[App and web page records]
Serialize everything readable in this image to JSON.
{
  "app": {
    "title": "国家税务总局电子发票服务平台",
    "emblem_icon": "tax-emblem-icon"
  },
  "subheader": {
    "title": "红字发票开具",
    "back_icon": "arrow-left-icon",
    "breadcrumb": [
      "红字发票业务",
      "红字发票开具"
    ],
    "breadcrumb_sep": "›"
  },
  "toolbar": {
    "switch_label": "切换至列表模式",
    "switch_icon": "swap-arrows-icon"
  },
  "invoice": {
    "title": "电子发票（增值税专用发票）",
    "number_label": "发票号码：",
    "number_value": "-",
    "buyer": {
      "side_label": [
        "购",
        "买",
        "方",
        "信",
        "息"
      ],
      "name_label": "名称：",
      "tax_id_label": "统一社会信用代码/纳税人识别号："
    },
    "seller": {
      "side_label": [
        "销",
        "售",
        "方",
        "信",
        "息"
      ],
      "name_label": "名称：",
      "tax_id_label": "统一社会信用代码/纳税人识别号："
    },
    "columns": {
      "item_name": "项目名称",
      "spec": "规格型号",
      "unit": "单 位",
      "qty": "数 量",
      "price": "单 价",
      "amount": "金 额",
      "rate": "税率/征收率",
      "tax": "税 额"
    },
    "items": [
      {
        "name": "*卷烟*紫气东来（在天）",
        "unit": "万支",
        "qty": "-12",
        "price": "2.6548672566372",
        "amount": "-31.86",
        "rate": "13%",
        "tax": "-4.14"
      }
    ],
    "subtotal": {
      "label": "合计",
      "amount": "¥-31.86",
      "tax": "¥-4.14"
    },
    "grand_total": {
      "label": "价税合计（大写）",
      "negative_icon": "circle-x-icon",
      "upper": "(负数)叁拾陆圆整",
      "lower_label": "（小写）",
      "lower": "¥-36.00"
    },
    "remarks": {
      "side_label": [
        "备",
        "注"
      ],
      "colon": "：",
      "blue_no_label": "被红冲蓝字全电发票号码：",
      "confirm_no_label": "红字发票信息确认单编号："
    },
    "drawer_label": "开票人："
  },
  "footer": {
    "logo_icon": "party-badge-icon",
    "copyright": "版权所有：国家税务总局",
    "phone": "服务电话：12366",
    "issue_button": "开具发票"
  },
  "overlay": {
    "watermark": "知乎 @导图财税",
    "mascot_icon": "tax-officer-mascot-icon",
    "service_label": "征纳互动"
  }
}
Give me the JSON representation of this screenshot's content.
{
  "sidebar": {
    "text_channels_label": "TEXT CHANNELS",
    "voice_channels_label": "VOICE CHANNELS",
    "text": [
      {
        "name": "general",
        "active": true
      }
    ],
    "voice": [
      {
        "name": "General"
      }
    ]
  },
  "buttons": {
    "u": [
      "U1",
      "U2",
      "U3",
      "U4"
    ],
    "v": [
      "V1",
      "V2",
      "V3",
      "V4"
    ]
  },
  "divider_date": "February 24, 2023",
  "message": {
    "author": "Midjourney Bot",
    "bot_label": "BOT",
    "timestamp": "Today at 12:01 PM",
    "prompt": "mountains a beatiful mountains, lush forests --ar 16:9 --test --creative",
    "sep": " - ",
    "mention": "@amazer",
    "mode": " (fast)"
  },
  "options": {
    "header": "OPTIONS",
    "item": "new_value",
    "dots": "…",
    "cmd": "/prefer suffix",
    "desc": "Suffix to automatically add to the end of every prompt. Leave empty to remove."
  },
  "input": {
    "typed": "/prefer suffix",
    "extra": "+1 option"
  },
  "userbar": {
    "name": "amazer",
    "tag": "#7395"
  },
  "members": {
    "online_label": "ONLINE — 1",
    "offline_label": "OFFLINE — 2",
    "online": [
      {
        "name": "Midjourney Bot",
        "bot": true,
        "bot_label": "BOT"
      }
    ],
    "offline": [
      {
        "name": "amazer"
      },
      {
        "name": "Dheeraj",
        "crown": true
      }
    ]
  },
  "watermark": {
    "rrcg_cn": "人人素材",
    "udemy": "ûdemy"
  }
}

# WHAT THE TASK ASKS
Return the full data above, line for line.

# EXERCISE RESULT
Serialize everything readable in this image to JSON.
{
  "app": {
    "title": "国家税务总局电子发票服务平台",
    "emblem_icon": "tax-emblem-icon"
  },
  "subheader": {
    "title": "红字发票开具",
    "back_icon": "arrow-left-icon",
    "breadcrumb": [
      "红字发票业务",
      "红字发票开具"
    ],
    "breadcrumb_sep": "›"
  },
  "toolbar": {
    "switch_label": "切换至列表模式",
    "switch_icon": "swap-arrows-icon"
  },
  "invoice": {
    "title": "电子发票（增值税专用发票）",
    "number_label": "发票号码：",
    "number_value": "-",
    "buyer": {
      "side_label": [
        "购",
        "买",
        "方",
        "信",
        "息"
      ],
      "name_label": "名称：",
      "tax_id_label": "统一社会信用代码/纳税人识别号："
    },
    "seller": {
      "side_label": [
        "销",
        "售",
        "方",
        "信",
        "息"
      ],
      "name_label": "名称：",
      "tax_id_label": "统一社会信用代码/纳税人识别号："
    },
    "columns": {
      "item_name": "项目名称",
      "spec": "规格型号",
      "unit": "单 位",
      "qty": "数 量",
      "price": "单 价",
      "amount": "金 额",
      "rate": "税率/征收率",
      "tax": "税 额"
    },
    "items": [
      {
        "name": "*卷烟*紫气东来（在天）",
        "unit": "万支",
        "qty": "-12",
        "price": "2.6548672566372",
        "amount": "-31.86",
        "rate": "13%",
        "tax": "-4.14"
      }
    ],
    "subtotal": {
      "label": "合计",
      "amount": "¥-31.86",
      "tax": "¥-4.14"
    },
    "grand_total": {
      "label": "价税合计（大写）",
      "negative_icon": "circle-x-icon",
      "upper": "(负数)叁拾陆圆整",
      "lower_label": "（小写）",
      "lower": "¥-36.00"
    },
    "remarks": {
      "side_label": [
        "备",
        "注"
      ],
      "colon": "：",
      "blue_no_label": "被红冲蓝字全电发票号码：",
      "confirm_no_label": "红字发票信息确认单编号："
    },
    "drawer_label": "开票人："
  },
  "footer": {
    "logo_icon": "party-badge-icon",
    "copyright": "版权所有：国家税务总局",
    "phone": "服务电话：12366",
    "issue_button": "开具发票"
  },
  "overlay": {
    "watermark": "知乎 @导图财税",
    "mascot_icon": "tax-officer-mascot-icon",
    "service_label": "征纳互动"
  }
}
Give me the JSON representation of this screenshot's content.
{
  "sidebar": {
    "text_channels_label": "TEXT CHANNELS",
    "voice_channels_label": "VOICE CHANNELS",
    "text": [
      {
        "name": "general",
        "active": true
      }
    ],
    "voice": [
      {
        "name": "General"
      }
    ]
  },
  "buttons": {
    "u": [
      "U1",
      "U2",
      "U3",
      "U4"
    ],
    "v": [
      "V1",
      "V2",
      "V3",
      "V4"
    ]
  },
  "divider_date": "February 24, 2023",
  "message": {
    "author": "Midjourney Bot",
    "bot_label": "BOT",
    "timestamp": "Today at 12:01 PM",
    "prompt": "mountains a beatiful mountains, lush forests --ar 16:9 --test --creative",
    "sep": " - ",
    "mention": "@amazer",
    "mode": " (fast)"
  },
  "options": {
    "header": "OPTIONS",
    "item": "new_value",
    "dots": "…",
    "cmd": "/prefer suffix",
    "desc": "Suffix to automatically add to the end of every prompt. Leave empty to remove."
  },
  "input": {
    "typed": "/prefer suffix",
    "extra": "+1 option"
  },
  "userbar": {
    "name": "amazer",
    "tag": "#7395"
  },
  "members": {
    "online_label": "ONLINE — 1",
    "offline_label": "OFFLINE — 2",
    "online": [
      {
        "name": "Midjourney Bot",
        "bot": true,
        "bot_label": "BOT"
      }
    ],
    "offline": [
      {
        "name": "amazer"
      },
      {
        "name": "Dheeraj",
        "crown": true
      }
    ]
  },
  "watermark": {
    "rrcg_cn": "人人素材",
    "udemy": "ûdemy"
  }
}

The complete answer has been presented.